“We seek to attract and retain the very best talent and we are confident that our regular salary reviews and remuneration levels support this aim,” he adds.
Stuart McMillan, Edinburgh-based banking and finance partner at Burges Salmon, says that since the firm launched its office in the Capital in 2019, it has seen significant growth and now has more than 70 people in the city.
He says: “We also made a number of high-profile lateral hires to strengthen our capabilities across the planning, banking, employment and restructuring and insolvency practices, with our Edinburgh team advising on many projects with a national significance.”

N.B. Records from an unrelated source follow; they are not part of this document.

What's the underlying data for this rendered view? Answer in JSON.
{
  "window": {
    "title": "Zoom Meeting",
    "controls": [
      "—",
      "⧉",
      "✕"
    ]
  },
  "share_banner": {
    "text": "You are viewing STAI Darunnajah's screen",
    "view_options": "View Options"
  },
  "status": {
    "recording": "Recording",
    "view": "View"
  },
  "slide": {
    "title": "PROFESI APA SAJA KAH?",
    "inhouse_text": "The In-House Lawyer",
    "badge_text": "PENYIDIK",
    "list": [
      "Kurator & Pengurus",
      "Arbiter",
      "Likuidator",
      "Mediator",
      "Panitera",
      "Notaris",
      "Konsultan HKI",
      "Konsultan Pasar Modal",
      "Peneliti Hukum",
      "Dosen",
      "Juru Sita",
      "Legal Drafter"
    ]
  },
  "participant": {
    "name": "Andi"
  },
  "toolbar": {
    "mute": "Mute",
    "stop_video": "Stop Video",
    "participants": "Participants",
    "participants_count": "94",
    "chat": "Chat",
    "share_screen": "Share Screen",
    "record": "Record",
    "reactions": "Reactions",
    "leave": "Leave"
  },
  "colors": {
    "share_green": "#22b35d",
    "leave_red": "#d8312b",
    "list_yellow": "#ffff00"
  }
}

Looking at other trends and developments over the past year, various sectors have been keeping law firms busy as they overcome bumps in the market.
Armstrong says that in the real estate sector, Dentons has been engaged in both development and investment work, reflecting the growth of the Scottish property market. Meanwhile, its competition practice has been addressing merger control and contentious competition matters, helping clients navigate evolving regulatory landscapes.
Chalmers notes that some parts of the real estate market, notably hotels, serviced apartments and purpose-built student accommodation, are very active at present, particularly in Edinburgh – as is the care home sector.
But he adds “The current state of the market, where we continue to face uncertainty over inflation and interest rates, has had a detrimental impact on the overall commercial real estate sector. Buyers want a bargain but there’s not much evidence yet of forced sales. Developers are also being cautious due to uncertainty around labour and materials costs.
“On a more positive note, house building has held up pretty strongly, but is now beginning to show signs that the interest rate rises are taking effect. This is beginning to create a slowdown in new-build sales with some housebuilders pulling out of land deals to preserve cash.”
Lawson describes the transactional market as relatively subdued due to inflation, rising interest rates and general market uncertainty, but he adds that Burness Paull has remained busy. He says strengths in corporate finance, real estate, banking and funds, dispute resolution, and employment continued to underpin the firm’s revenue in its 2022-23 financial year.
Lawson adds: “However, we’re also seeing considerable benefits from our diversification strategy, which has seen us enter or strengthen key growth areas – such as technology, financial services regulation, restructuring and insolvency, cyber and data security, family law, private client, and immigration – all of which saw double-digit percentage increases in fee income during our most recent financial year.”